Pause on Tangeum “Small” Bridge. Admire the looping supports over the parallel Tangeum “Big” Bridge (road view). At night, lights embedded in the bridge’s supports emit a chromatic shimmer on the river’s waters.

Below the bridge, watch the Dal Stream (달천) rush under you and flow into the South Han.

At the end of Tangeum “Small” Bridge, veer right onto a streamside bike path (road view). After greenhouses, take a left onto a sidestreet (road view) and ride to a major intersection.

Over the zooming cars rises Tangeumdae Park, the 8th and final Scenic View.

178.4 km (Hangang Bike Path)
100%

Tangeumdae Park (탄금대) covers Daemun Mountain (대문산; 107-meter peak) on the northwest bank of downtown Chungju, where the South Han River and Dal Stream (달천; Dalcheon) meet.

The park’s grounds gained fame for two historical events.

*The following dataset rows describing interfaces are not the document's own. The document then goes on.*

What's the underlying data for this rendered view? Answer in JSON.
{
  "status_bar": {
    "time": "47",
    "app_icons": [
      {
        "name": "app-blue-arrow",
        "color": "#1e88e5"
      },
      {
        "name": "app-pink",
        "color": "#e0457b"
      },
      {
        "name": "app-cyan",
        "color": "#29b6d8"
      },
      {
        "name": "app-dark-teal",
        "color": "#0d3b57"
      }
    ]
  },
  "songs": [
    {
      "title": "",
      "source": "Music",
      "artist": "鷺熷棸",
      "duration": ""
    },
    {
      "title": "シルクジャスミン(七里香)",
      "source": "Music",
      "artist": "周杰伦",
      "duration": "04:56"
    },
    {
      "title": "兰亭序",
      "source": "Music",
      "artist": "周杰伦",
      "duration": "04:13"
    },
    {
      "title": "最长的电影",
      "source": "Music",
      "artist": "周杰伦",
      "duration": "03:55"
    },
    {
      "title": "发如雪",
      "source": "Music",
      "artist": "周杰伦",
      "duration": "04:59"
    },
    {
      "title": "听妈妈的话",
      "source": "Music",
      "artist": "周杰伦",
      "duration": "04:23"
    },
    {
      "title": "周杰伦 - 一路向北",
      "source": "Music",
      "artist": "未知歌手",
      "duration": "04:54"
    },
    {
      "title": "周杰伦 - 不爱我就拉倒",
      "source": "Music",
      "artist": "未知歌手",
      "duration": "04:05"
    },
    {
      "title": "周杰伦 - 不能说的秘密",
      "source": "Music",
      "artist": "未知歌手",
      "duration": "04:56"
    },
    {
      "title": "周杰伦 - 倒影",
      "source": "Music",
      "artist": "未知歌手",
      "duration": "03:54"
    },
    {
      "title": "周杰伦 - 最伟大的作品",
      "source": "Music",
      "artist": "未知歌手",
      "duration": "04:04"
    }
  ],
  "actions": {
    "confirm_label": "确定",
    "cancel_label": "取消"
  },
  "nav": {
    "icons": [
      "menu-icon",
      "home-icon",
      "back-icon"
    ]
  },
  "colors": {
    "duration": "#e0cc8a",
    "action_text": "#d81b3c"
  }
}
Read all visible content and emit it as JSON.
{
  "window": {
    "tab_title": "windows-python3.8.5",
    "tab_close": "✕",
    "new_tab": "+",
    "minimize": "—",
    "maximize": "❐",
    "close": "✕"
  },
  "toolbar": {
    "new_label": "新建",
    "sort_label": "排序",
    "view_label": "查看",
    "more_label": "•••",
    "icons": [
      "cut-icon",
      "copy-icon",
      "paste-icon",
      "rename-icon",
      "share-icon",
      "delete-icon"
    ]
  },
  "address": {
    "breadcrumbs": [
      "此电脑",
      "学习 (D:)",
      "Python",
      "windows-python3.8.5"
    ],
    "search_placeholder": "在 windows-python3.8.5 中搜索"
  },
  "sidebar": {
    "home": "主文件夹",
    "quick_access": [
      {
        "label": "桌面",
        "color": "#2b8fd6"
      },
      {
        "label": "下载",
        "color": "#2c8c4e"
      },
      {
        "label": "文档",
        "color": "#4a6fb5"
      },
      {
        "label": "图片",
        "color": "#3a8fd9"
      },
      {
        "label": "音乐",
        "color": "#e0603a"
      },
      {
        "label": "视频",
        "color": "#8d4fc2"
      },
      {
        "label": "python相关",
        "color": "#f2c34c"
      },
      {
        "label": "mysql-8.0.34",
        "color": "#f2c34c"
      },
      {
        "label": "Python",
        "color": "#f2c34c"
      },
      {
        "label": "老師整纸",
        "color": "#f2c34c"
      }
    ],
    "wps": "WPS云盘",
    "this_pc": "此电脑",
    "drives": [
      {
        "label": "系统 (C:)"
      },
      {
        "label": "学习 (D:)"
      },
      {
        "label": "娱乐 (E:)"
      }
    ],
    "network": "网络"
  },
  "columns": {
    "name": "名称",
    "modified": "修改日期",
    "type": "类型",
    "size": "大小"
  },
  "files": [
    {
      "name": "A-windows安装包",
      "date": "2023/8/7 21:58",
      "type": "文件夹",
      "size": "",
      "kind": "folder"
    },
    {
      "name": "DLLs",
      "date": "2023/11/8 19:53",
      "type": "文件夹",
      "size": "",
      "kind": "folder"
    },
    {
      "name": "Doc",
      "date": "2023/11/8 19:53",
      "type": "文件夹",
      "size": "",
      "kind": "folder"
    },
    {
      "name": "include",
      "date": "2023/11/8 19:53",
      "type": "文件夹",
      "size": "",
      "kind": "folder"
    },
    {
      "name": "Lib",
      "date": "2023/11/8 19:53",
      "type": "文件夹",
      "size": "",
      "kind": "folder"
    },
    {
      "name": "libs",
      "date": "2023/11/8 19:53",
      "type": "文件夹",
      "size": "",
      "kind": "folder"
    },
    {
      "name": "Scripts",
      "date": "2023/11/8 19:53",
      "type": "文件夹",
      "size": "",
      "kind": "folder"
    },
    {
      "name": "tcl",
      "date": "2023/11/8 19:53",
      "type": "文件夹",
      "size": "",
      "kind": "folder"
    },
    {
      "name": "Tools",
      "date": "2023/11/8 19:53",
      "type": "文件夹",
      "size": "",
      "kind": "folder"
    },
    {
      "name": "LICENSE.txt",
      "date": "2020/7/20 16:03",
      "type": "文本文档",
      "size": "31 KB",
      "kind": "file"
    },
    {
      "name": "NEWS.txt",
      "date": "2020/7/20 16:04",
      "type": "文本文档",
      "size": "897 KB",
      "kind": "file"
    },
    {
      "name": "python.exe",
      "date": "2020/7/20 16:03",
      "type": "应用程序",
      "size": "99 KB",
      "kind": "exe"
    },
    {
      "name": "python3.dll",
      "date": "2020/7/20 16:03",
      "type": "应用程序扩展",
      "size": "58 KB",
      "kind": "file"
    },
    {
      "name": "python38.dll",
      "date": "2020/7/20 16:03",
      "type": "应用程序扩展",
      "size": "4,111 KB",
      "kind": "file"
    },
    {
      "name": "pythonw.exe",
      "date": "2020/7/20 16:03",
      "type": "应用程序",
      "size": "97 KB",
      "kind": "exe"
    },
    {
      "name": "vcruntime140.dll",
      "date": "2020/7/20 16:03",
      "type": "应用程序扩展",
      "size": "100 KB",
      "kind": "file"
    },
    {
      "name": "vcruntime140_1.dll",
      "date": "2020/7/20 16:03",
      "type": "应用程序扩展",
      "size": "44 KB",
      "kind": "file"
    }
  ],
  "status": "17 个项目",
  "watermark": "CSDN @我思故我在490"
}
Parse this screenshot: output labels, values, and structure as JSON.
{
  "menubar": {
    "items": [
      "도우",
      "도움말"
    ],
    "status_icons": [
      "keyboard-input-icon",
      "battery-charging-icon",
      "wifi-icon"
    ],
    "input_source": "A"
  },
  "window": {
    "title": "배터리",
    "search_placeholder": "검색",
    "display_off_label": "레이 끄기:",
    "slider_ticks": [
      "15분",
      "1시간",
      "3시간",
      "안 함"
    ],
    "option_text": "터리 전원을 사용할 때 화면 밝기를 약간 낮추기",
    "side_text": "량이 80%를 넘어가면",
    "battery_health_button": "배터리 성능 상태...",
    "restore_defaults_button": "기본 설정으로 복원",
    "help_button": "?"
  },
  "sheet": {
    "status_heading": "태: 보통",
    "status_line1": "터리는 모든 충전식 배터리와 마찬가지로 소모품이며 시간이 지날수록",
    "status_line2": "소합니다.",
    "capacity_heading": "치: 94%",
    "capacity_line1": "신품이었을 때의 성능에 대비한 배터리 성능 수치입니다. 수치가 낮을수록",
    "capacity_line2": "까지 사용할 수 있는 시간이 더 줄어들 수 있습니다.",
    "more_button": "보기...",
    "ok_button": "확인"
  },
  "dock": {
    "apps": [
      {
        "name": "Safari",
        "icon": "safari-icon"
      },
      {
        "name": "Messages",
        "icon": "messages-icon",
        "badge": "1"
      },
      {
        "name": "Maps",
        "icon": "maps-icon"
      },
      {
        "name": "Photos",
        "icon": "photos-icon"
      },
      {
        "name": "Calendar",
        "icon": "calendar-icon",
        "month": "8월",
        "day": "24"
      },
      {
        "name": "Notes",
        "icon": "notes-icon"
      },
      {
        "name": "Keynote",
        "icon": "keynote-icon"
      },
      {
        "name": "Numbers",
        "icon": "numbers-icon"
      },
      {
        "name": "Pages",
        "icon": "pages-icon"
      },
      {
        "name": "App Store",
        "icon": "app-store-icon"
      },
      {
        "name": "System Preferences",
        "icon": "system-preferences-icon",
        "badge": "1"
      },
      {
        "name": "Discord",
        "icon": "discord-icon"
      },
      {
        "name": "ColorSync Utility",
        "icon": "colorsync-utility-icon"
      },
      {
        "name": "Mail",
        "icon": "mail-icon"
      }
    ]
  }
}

  1. Ureuk (우륵), a famed musician around 500s, once sat upon the park’s boulders and strummed his gayageum (가야금).
  2. The Korean General Sin Rip commanded his troops here during the Battle of Chungju (June 7, 1592). He fired his arrows at invading Japanese troops from the park’s cliffs.

Cross the city streets to Tangeumdae and slide down a path between it and Chungju World Martial Arts Park

Nestled near banks of the South Han lies the Chungju Tangeumdae Certification Center, the first stamp on the Saejae Bike Path.

Head inside, stamp your bike passport (pages 16 & 19), then continue on the Cross-Country Route’s next phase or head into downtown Chungju for some za and ZZZs.

충주탄금대
인증센터
0 km (0 mi) from start
Google Maps Logo
Google
Link button to Kakao Maps directions.
Kakao
Sinmae Bridge certification center checkpoint stamp for Korea's Bicycle Certification system.

Wait!

Still have gas left in the tank. From the Tangeumdae stamp booth (road view), head up the South Han River for 9.8 kilometers and arrive at the Chungju Dam Certification Center (directions). Remember, the bike path dead-ends, so double your total distance to 19.6 kilometers.

Tired? Don’t blame you. You don’t need it for the Cross-Country Certification.